The "high" transmission charges to connect renewable energy generators to the National Grid will be discussed at a meeting of British and Irish ministers.
Upgrades to the outdated grid - which currently sees millions of pounds paid to energy companies to switch off their turbines to prevent them overloading the system - will also be on the table.
First Minister Alex Salmond, Scottish Secretary Michael Moore and Taoiseach Enda Kenny will join representatives from Wales, Northern Ireland, the Isle of Man, Jersey and Guernsey at a meeting of the British-Irish Council in Stirling.
Mr Salmond has unveiled an action plan to accelerate electricity generation from the sea ahead of the meeting.
The plan outlines progress made since the launch of the 2009 Marine Energy Road Map and makes recommendations to help improve access to finance, grid development, infrastructure and supply chain, the planning regime and engagement with Europe.
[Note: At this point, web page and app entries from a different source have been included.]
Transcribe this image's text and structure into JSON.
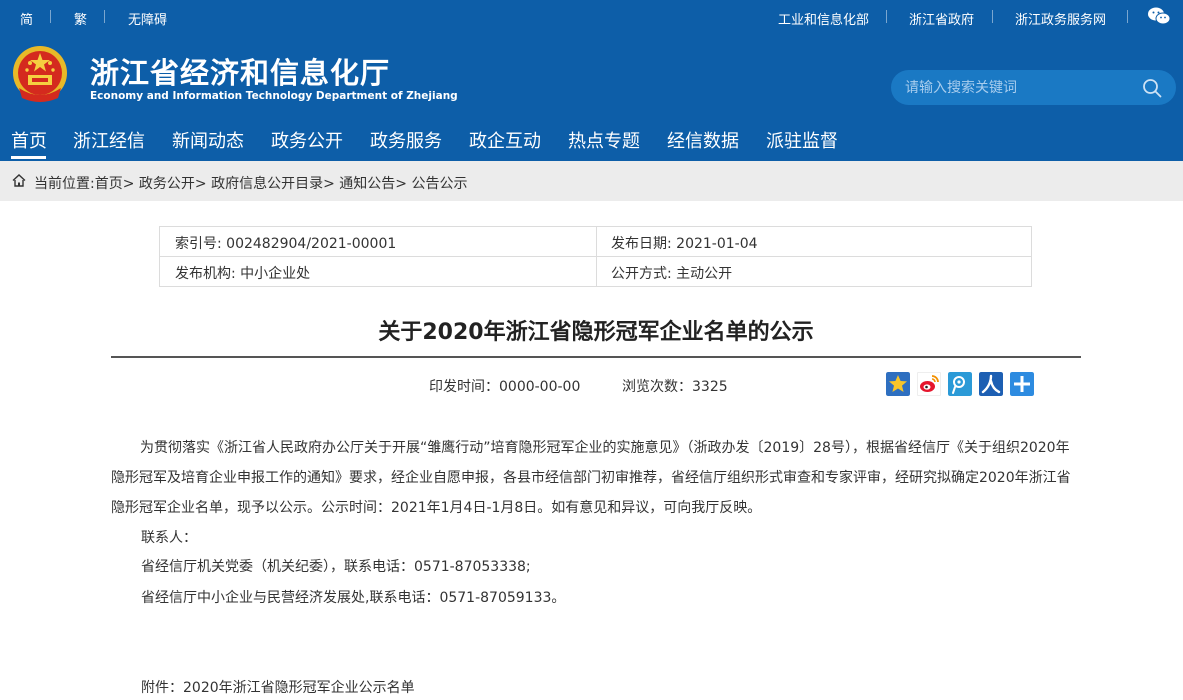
{
  "topbar": {
    "left_links": [
      "简",
      "繁",
      "无障碍"
    ],
    "right_links": [
      "工业和信息化部",
      "浙江省政府",
      "浙江政务服务网"
    ]
  },
  "site": {
    "title": "浙江省经济和信息化厅",
    "subtitle": "Economy and Information Technology Department of Zhejiang"
  },
  "search": {
    "placeholder": "请输入搜索关键词"
  },
  "nav": {
    "items": [
      "首页",
      "浙江经信",
      "新闻动态",
      "政务公开",
      "政务服务",
      "政企互动",
      "热点专题",
      "经信数据",
      "派驻监督"
    ],
    "active": "首页"
  },
  "breadcrumb": {
    "prefix": "当前位置:",
    "items": [
      "首页",
      "政务公开",
      "政府信息公开目录",
      "通知公告",
      "公告公示"
    ]
  },
  "meta": {
    "index_label": "索引号:",
    "index_value": "002482904/2021-00001",
    "date_label": "发布日期:",
    "date_value": "2021-01-04",
    "org_label": "发布机构:",
    "org_value": "中小企业处",
    "mode_label": "公开方式:",
    "mode_value": "主动公开"
  },
  "article": {
    "title": "关于2020年浙江省隐形冠军企业名单的公示",
    "print_time": "印发时间：0000-00-00",
    "views": "浏览次数：3325",
    "paragraph1": "为贯彻落实《浙江省人民政府办公厅关于开展“雏鹰行动”培育隐形冠军企业的实施意见》（浙政办发〔2019〕28号），根据省经信厅《关于组织2020年隐形冠军及培育企业申报工作的通知》要求，经企业自愿申报，各县市经信部门初审推荐，省经信厅组织形式审查和专家评审，经研究拟确定2020年浙江省隐形冠军企业名单，现予以公示。公示时间：2021年1月4日-1月8日。如有意见和异议，可向我厅反映。",
    "contact_label": "联系人：",
    "contact1": "省经信厅机关党委（机关纪委），联系电话：0571-87053338;",
    "contact2": "省经信厅中小企业与民营经济发展处,联系电话：0571-87059133。",
    "attachment": "附件：2020年浙江省隐形冠军企业公示名单"
  },
  "colors": {
    "header_bg": "#0d5ea8",
    "search_bg": "#1a79c4",
    "crumb_bg": "#ececec"
  },
  "share_icons": [
    "favorite-icon",
    "weibo-icon",
    "tencent-weibo-icon",
    "renren-icon",
    "more-share-icon"
  ]
}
Mr Salmond said: "The new action plan highlights the great progress made to date, particularly in the last three years since the road map was published. Importantly, it outlines the steps now required to be taken by governments, public agencies and the private sector to realise the industry's ambitions.
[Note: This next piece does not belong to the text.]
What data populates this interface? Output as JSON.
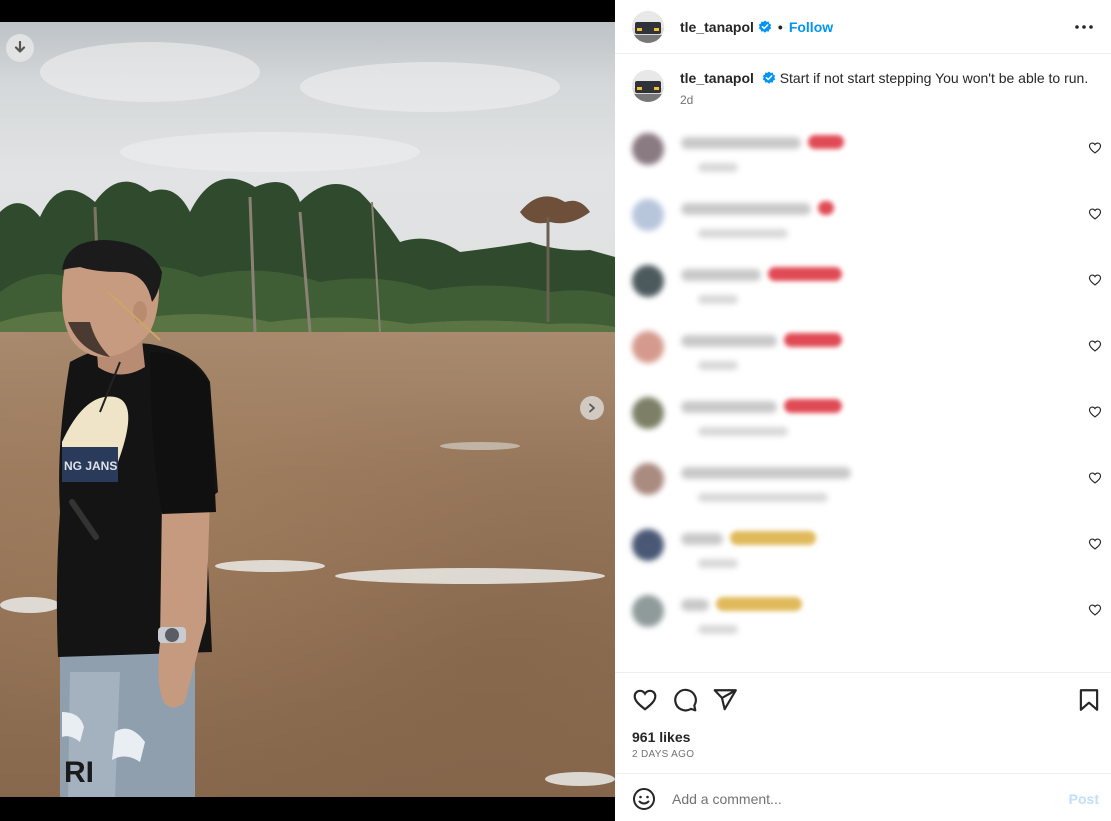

"It makes clear that grid development remains a priority for the industry, and that must include a fair system of transmission charging for renewables generation in the islands."
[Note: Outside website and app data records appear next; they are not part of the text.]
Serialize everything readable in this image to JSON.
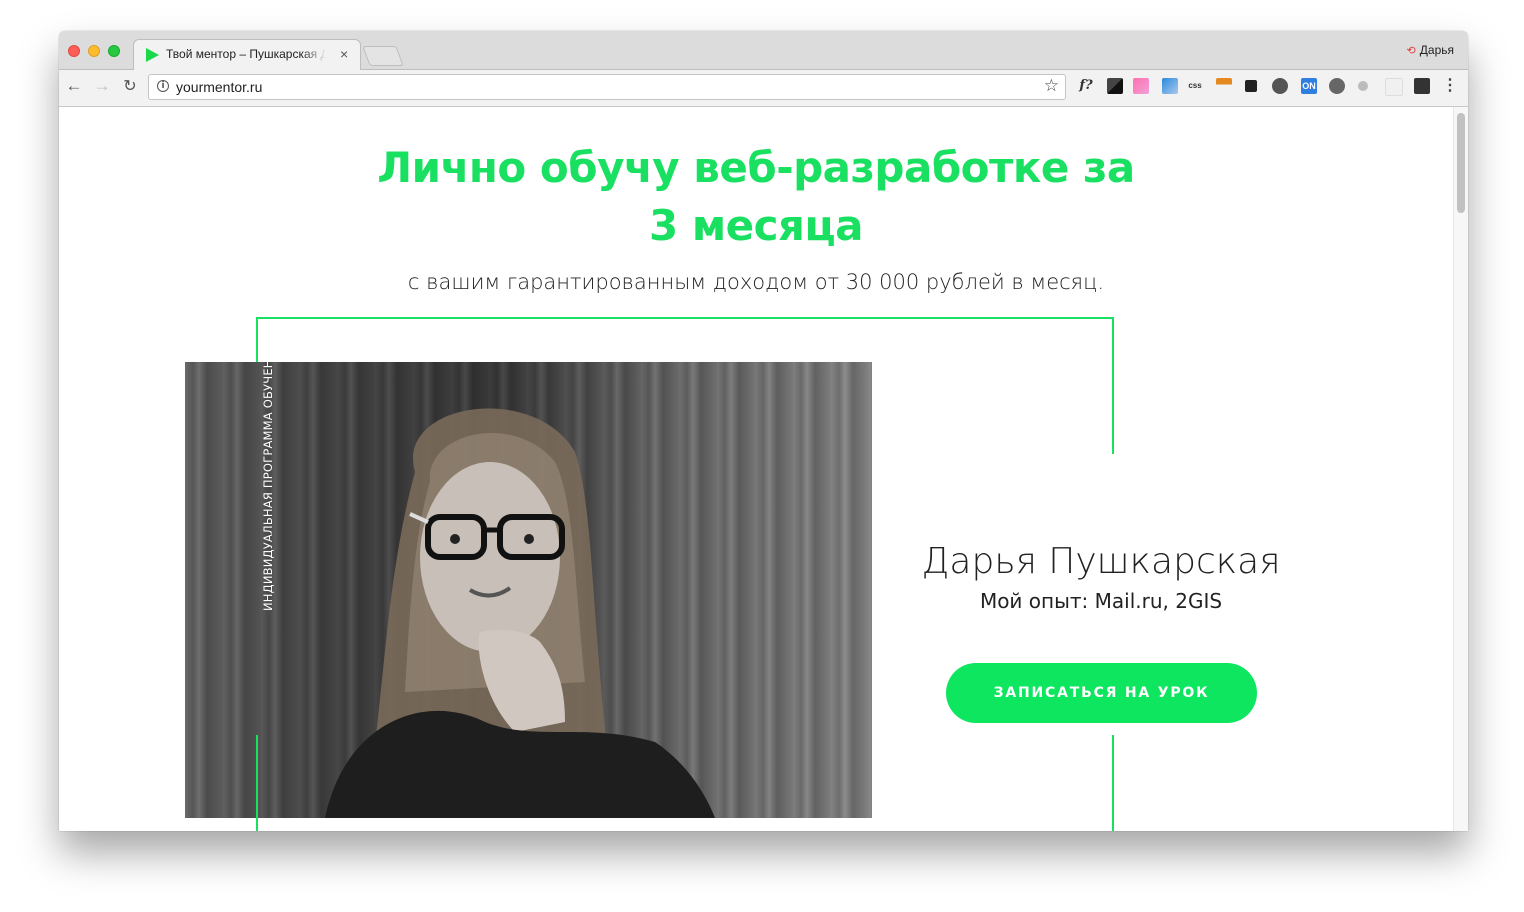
{
  "browser": {
    "tab_title": "Твой ментор – Пушкарская Д",
    "tab_close": "×",
    "profile_name": "Дарья",
    "url": "yourmentor.ru",
    "extensions_text": "f?",
    "ext_css_label": "css",
    "ext_on_label": "ON"
  },
  "hero": {
    "headline_line1": "Лично обучу веб-разработке за",
    "headline_line2": "3 месяца",
    "subtitle": "с вашим гарантированным доходом от 30 000 рублей в месяц."
  },
  "mentor": {
    "vertical_caption": "ИНДИВИДУАЛЬНАЯ ПРОГРАММА ОБУЧЕНИЯ",
    "name": "Дарья Пушкарская",
    "experience": "Мой опыт: Mail.ru, 2GIS",
    "cta_label": "ЗАПИСАТЬСЯ НА УРОК"
  },
  "colors": {
    "accent": "#19e060",
    "button": "#0ee660",
    "text": "#222222"
  }
}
Island generators pay six times as much to connect to the grid than mainland generators. Aquamarine Power's array off Lewis faces £3.5 million annual grid connection charges compared to just £40,000 for a similar sized array in south east England.
Martin McAdam, CEO of Aquamarine Power, said: "Grid infrastructure and transmission charging remain major issues, and in our view the proposed high transmission charges for Scottish islands will jeopardise at least 66% of all marine energy projects - a position we believe may be discriminatory against wave technology in particular.
"That is why this action plan is particularly welcome."